The Comedy of Errors
Music by Stephen Storace, 1786
Libretto by Lorenzo da Ponte; English translation by Arthur Jacobs
The Deanery Garden, Bampton, July 2000
The Orangery Garden, Westonbirt School, July 2001
|Solinus, Duke of Ephesus||Henry Herford|
|Aegeon, a merchant from Syracuse||Harry Brett-Jones|
|Euphemio of Syracuse, twin sons of Aegeon||Benjamin Hulett|
|Euphemio of Ephesus||David Murphy|
|Dromio of Syracuse, twins, servants of the two Euphemios||Mark Saberton|
|Dromio of Ephesus||Thomas Guthrie|
|Angelo, a goldsmith||Nicholas Merryweather|
|Adriana, wife of Euphemio of Ephesus||Catherine Hamilton|
|Luciana, her sister||Amanda Pitt|
|Lesbia, wife of Dromio of Syracuse||
(2000) Gilly French
(2001) Andrea Munro
(2001) Alexander Walker, Alexander Briger
(2000) Simon Over
|Directors||Jeremy Gray, Gillian Pitt|
|Orchestra (July 2001) Kirsten le Strange, Neil McTaggart violin; Morgan Goff viola; Nicki Davies 'cello; Ben Griffiths double bass; Anne Allen, John Lewis flute; Carolyn King, Sheila Nichols oboe; Verity Butler, Irene Bos clarinet; Simon Payne, Sarah Andrew bassoon; Lorna Dick, Edward Corn horn; Sean Hooke, Gary Howerth trumpet; Charles Giddings percussion|
A violent storm shipwrecks Euphemio of Syracuse and his servant - unluckily they have arrived at Ephesus where any Syracusan must pay a ransom or face execution. Meanwhile in the city the elderly Aegeon is under that very sentence. However, his story moves the Duke Solinus to grant him a day's remission: Aegeon had been searching for his twin sons (with their twin servants), one of whom had been lost in another storm many years ago.
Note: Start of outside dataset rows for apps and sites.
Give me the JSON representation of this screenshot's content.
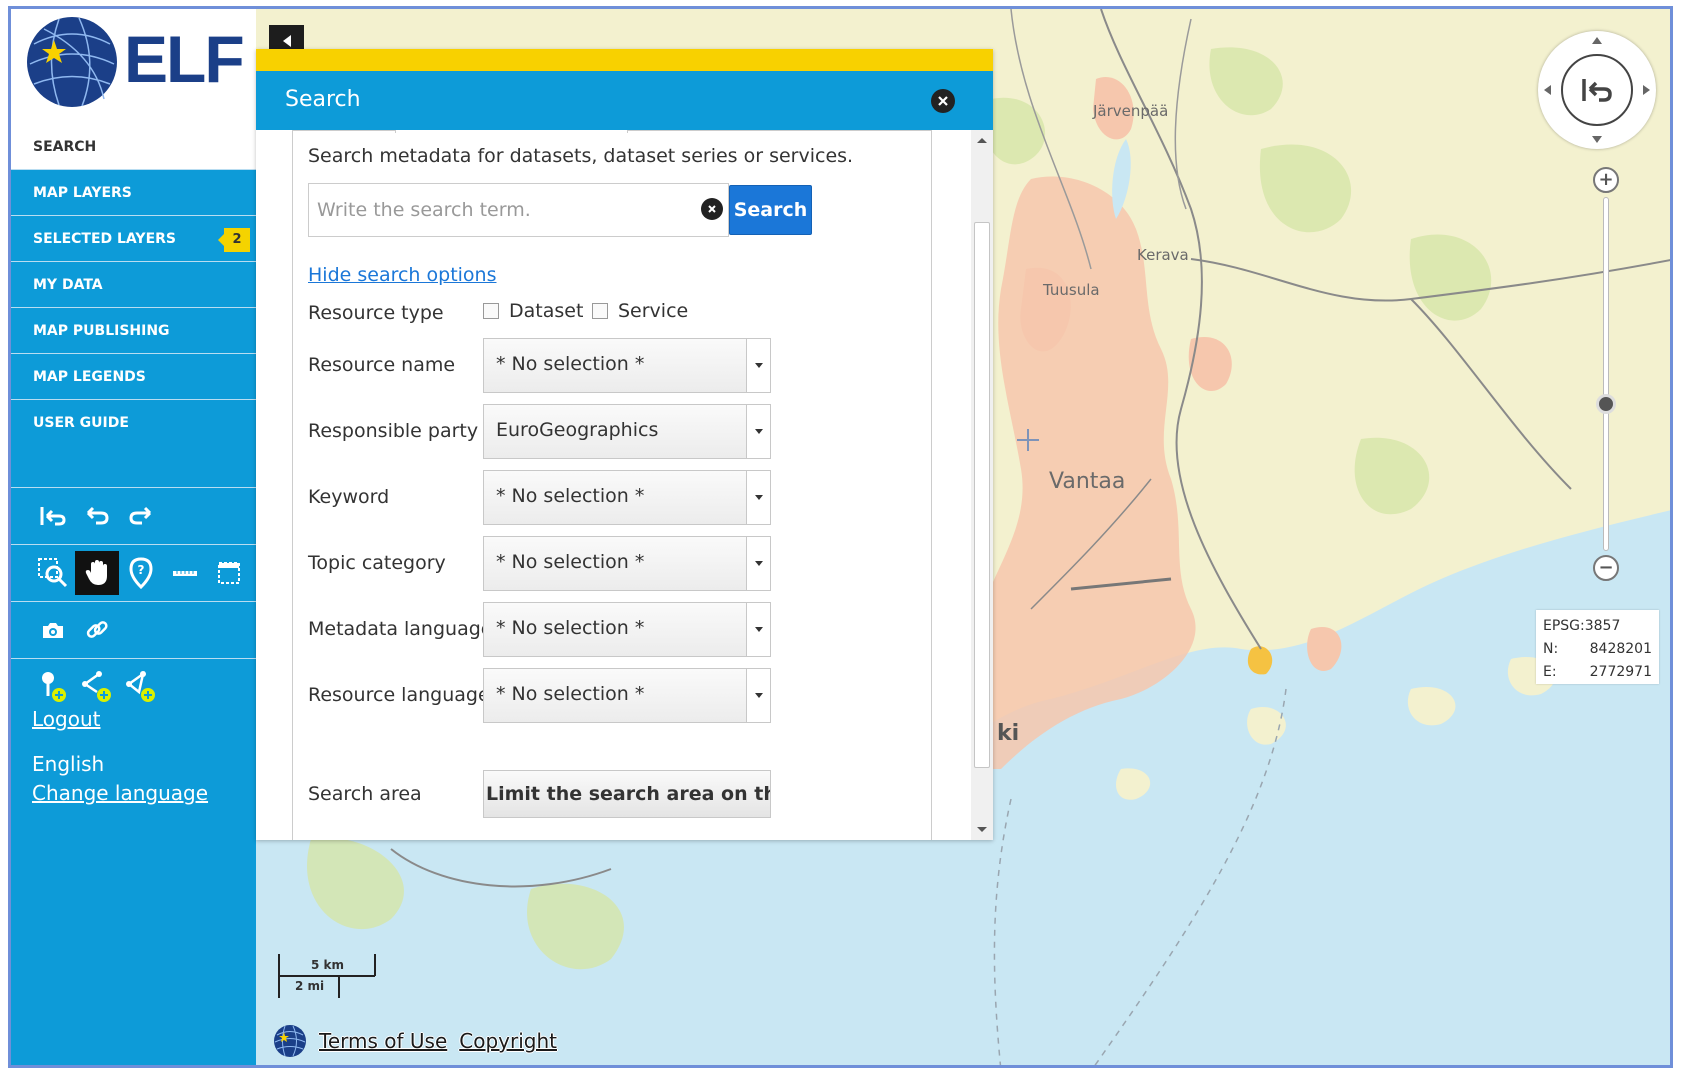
{
  "brand": {
    "name": "ELF"
  },
  "nav": {
    "items": [
      {
        "label": "SEARCH",
        "active": true
      },
      {
        "label": "MAP LAYERS"
      },
      {
        "label": "SELECTED LAYERS",
        "badge": "2"
      },
      {
        "label": "MY DATA"
      },
      {
        "label": "MAP PUBLISHING"
      },
      {
        "label": "MAP LEGENDS"
      },
      {
        "label": "USER GUIDE"
      }
    ]
  },
  "tools": {
    "history": [
      "reset-view-icon",
      "undo-icon",
      "redo-icon"
    ],
    "navigation": [
      "zoom-box-icon",
      "pan-hand-icon",
      "get-info-icon",
      "measure-line-icon",
      "measure-area-icon"
    ],
    "misc": [
      "camera-icon",
      "link-icon"
    ],
    "draw": [
      "add-point-icon",
      "add-line-icon",
      "add-area-icon"
    ]
  },
  "account": {
    "logout": "Logout",
    "language": "English",
    "change_language": "Change language"
  },
  "search_panel": {
    "title": "Search",
    "description": "Search metadata for datasets, dataset series or services.",
    "input_placeholder": "Write the search term.",
    "input_value": "",
    "search_button": "Search",
    "toggle_options": "Hide search options",
    "resource_type": {
      "label": "Resource type",
      "options": [
        "Dataset",
        "Service"
      ]
    },
    "fields": [
      {
        "label": "Resource name",
        "value": "* No selection *"
      },
      {
        "label": "Responsible party",
        "value": "EuroGeographics"
      },
      {
        "label": "Keyword",
        "value": "* No selection *"
      },
      {
        "label": "Topic category",
        "value": "* No selection *"
      },
      {
        "label": "Metadata language",
        "value": "* No selection *"
      },
      {
        "label": "Resource language",
        "value": "* No selection *"
      }
    ],
    "search_area": {
      "label": "Search area",
      "button": "Limit the search area on the map"
    }
  },
  "map": {
    "places": [
      "Järvenpää",
      "Kerava",
      "Tuusula",
      "Vantaa",
      "ki"
    ],
    "coordinates": {
      "crs": "EPSG:3857",
      "n_label": "N:",
      "n": "8428201",
      "e_label": "E:",
      "e": "2772971"
    },
    "scale": {
      "metric": "5 km",
      "imperial": "2 mi"
    }
  },
  "footer": {
    "terms": "Terms of Use",
    "copyright": "Copyright"
  },
  "colors": {
    "brand_blue": "#0d9bd8",
    "accent_yellow": "#f8d100",
    "button_blue": "#1b77d8",
    "logo_navy": "#1b3f88"
  }
}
When Euphemio and Dromio slip into the city, every separation and meeting between them brings inexplicable misunderstanding, and they soon fear the presence of witchcraft. When they meet with two beautiful sisters, Euphemio is roundly berated by Adriana, who claims him as her philandering husband. Eventually he gives way and goes in to dine with Adriana and Luciana, whilst Dromio is posted to keep watch at the gate.
Meanwhile, Adriana's real husband, Euphemio of Ephesus, is counselled by the goldsmith Angelo from whom he has ordered a chain. His servant Dromio is attacked by a raving woman, Lesbia, who claims to be his long-abandoned wife. The Ephesians are horrified when they are refused entry to their own home, and they angrily attempt to beat down the door. Mounting confusion turns to mayhem, and everyone fears the arrival of the night-watch.
Further misunderstandings develop around the delivery of Angelo's gold chain, and Euphemio of Ephesus tries to track down his 'unfaithful' wife. The Syracusans remain perplexed when everybody addresses them – strangers in the city – by name. Euphemio of Syracuse attempts to woo Luciana, who is incredulous at the duplicity of her 'brother-in-law'. Euphemio of Ephesus is arrested for failing to pay for the chain, and in prison Angelo disguised as a magician tries to exorcise the 'lunatic'. Lesbia at last comes across her lost husband, Dromio of Syracuse, and confronts him with their child, Dromia.
In the town square, as the Duke prepares for the execution of Aegeon, Adriana petitions him for help over the irrational behaviour of her husband. When all parties gather, the true extent of the comedy of errors is revealed.
A rare treat in an Oxfordshire country garden...
Independent 25 July 2000
To general astonishment...
From 'Opera' magazine, November 2000
'Opera' magazine, November 2000
Review by Malcolm Miller 20 August 2000
9 December 2000 Roderic Dunnett
'…beyond description beautiful'